EXERCISE »
Please copy each line below that contains the word "heading".

Data records for software interfaces:
※

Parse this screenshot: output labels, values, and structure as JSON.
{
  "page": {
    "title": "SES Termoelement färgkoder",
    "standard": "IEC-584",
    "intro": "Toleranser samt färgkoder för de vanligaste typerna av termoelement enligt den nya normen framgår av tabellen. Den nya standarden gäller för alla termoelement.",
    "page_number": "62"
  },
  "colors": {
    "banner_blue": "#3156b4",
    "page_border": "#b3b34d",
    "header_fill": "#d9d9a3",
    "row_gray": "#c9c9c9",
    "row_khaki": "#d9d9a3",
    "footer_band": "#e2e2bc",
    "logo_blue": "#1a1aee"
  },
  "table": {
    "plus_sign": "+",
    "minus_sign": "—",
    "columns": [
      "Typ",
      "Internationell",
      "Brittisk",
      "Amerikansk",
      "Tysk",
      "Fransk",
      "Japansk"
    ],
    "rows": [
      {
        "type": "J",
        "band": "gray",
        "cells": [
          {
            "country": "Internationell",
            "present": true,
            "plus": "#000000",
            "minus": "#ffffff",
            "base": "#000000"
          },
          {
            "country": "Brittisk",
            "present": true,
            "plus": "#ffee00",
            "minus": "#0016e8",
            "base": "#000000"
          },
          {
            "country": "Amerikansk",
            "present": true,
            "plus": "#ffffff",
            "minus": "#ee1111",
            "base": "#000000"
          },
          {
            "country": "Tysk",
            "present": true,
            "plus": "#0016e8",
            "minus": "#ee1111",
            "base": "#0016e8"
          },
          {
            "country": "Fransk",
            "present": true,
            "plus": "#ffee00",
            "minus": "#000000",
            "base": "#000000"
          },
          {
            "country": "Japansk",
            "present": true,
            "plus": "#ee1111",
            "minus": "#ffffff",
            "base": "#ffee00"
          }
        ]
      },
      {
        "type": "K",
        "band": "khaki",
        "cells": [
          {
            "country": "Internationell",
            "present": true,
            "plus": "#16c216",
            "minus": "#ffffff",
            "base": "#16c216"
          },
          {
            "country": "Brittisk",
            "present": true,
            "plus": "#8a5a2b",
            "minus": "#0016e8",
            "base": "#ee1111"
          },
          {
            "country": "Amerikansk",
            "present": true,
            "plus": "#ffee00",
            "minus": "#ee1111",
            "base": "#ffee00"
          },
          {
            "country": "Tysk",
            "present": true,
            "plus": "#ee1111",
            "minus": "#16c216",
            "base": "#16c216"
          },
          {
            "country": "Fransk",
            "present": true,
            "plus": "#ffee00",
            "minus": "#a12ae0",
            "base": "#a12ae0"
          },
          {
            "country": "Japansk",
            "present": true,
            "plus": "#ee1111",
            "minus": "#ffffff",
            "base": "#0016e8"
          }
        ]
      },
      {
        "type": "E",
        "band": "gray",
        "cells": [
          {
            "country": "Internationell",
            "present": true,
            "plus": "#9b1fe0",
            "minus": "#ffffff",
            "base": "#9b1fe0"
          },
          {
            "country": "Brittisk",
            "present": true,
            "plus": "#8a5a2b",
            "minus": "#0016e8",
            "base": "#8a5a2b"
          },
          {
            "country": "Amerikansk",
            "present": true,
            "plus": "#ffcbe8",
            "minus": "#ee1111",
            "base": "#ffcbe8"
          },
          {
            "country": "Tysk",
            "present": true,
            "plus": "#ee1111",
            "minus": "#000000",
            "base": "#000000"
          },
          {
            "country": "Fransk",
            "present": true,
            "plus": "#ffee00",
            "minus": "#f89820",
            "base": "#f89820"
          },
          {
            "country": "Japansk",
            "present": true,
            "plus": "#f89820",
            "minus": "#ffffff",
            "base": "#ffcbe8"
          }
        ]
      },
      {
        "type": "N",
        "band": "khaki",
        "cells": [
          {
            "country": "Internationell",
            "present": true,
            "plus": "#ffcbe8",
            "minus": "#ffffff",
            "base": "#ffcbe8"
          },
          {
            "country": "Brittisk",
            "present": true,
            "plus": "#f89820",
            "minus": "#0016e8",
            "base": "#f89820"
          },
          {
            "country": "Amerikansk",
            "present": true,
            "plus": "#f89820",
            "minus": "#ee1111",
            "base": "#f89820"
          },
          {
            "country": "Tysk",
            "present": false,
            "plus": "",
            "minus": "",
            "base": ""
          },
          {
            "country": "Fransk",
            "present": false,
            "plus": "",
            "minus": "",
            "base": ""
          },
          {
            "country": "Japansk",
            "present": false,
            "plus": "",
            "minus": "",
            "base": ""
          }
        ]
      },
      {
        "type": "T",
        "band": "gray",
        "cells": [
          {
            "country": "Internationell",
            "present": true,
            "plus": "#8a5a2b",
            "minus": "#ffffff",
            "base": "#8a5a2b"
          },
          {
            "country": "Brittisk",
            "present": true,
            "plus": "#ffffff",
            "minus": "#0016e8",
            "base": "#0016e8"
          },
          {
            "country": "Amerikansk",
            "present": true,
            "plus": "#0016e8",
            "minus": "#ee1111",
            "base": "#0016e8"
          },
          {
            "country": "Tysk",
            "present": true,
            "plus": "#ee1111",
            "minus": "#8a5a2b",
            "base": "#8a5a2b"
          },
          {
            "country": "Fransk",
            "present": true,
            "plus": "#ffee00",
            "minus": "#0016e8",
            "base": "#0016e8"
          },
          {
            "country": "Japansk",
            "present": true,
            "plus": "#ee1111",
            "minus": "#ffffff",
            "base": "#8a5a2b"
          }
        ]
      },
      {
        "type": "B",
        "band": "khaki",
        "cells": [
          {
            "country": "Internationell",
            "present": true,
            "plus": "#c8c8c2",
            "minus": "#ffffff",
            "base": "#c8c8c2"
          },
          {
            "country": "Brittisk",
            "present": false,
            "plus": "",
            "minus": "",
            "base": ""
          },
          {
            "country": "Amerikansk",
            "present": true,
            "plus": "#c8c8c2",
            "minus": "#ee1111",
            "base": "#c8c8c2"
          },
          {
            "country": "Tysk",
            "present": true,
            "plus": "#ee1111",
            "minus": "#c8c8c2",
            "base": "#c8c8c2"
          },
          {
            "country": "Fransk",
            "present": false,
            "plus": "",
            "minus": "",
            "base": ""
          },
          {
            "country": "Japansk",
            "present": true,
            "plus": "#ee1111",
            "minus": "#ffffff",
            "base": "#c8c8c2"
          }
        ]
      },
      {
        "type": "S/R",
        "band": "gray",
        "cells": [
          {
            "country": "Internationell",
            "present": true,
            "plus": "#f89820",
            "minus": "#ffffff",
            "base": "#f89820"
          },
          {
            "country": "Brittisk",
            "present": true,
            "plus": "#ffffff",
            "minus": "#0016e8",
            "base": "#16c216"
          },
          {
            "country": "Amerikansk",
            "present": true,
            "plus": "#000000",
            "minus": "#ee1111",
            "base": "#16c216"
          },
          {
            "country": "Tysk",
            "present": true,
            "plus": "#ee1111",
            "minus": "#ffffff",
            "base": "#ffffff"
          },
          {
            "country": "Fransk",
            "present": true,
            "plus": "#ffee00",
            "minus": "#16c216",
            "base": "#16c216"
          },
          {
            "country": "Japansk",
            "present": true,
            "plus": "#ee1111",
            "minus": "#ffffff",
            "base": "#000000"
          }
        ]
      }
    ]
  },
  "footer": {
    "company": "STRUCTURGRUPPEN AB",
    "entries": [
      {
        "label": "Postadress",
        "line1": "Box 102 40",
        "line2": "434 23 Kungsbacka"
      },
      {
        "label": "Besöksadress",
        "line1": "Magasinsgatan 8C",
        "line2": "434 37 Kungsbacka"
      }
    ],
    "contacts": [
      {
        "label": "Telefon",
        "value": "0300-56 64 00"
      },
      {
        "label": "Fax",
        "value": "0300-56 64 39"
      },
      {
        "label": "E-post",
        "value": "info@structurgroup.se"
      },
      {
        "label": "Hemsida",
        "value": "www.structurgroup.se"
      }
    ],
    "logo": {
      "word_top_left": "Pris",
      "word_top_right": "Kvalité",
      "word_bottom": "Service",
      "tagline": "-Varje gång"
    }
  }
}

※

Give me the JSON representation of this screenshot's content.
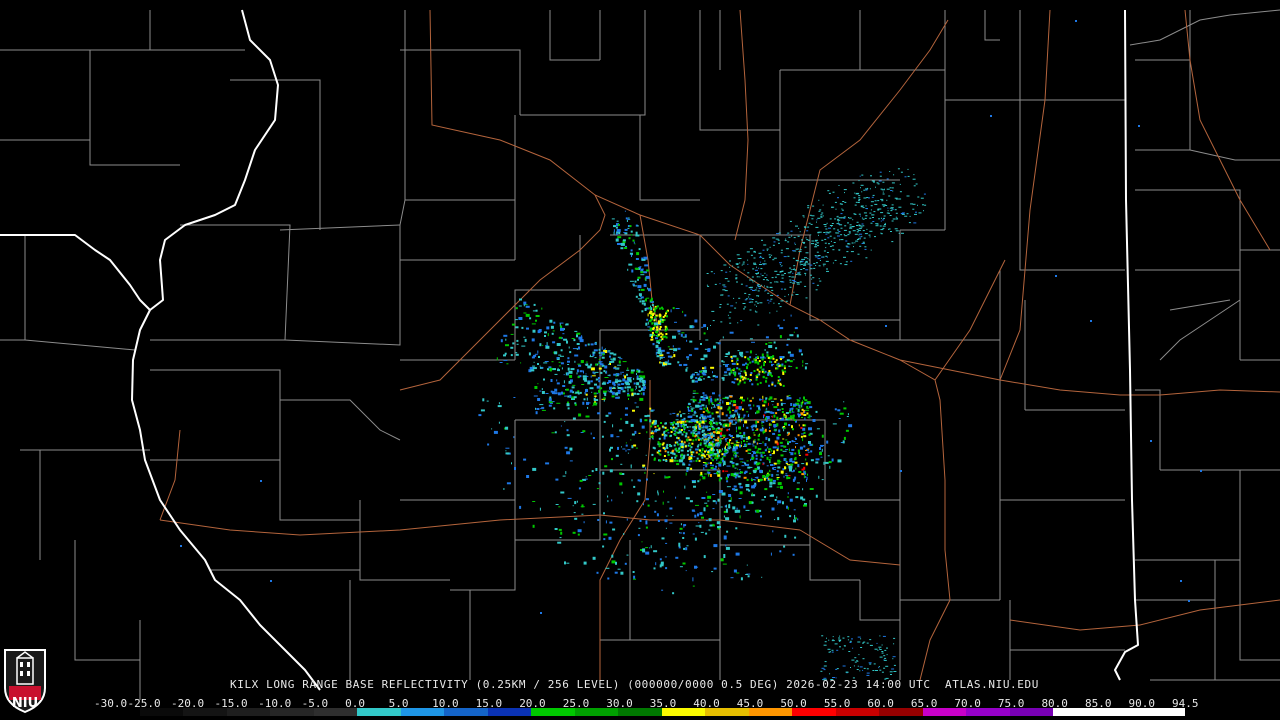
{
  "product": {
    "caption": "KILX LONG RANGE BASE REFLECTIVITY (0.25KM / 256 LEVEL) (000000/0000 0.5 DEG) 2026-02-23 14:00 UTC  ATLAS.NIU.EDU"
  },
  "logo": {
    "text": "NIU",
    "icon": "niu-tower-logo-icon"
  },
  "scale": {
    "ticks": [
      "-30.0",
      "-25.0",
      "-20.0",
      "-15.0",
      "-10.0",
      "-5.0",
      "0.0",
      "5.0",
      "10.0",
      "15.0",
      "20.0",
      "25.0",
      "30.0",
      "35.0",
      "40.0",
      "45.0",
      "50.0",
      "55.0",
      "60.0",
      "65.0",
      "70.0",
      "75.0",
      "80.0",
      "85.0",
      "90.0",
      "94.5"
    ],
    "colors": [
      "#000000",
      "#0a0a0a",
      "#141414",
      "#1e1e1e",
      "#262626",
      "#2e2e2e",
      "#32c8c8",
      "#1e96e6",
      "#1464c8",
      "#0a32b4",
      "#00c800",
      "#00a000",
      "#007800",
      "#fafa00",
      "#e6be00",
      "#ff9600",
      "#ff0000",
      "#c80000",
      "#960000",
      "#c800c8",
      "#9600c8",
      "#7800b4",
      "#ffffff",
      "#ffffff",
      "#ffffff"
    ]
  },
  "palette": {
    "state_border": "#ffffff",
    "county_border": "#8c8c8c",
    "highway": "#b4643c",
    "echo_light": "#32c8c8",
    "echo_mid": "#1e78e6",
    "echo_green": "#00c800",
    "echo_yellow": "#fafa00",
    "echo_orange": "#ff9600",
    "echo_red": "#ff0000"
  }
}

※

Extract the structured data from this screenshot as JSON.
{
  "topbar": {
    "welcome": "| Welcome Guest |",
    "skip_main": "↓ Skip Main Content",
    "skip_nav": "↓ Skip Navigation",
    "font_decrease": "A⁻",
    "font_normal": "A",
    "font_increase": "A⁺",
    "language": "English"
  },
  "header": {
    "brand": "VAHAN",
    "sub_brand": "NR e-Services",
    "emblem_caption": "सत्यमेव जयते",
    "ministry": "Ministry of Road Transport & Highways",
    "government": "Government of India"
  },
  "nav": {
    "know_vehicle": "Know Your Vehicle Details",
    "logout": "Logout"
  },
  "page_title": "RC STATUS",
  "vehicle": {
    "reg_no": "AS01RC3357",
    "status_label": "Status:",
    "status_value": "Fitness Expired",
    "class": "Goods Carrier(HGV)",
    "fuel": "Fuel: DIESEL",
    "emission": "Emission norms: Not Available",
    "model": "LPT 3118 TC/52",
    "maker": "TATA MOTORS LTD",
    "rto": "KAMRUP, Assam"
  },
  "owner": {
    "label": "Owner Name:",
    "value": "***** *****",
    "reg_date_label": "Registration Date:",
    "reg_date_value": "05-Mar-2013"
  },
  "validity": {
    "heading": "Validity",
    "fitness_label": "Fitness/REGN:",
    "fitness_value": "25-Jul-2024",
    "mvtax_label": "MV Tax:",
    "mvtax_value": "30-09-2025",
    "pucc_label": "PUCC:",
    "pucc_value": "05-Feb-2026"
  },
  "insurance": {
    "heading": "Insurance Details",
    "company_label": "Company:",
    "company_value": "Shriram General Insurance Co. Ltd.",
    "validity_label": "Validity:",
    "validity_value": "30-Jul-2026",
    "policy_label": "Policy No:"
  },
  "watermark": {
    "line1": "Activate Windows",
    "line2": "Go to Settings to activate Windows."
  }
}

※

EXERCISE SOLUTION »
    "heading": "Validity",
    "heading": "Insurance Details",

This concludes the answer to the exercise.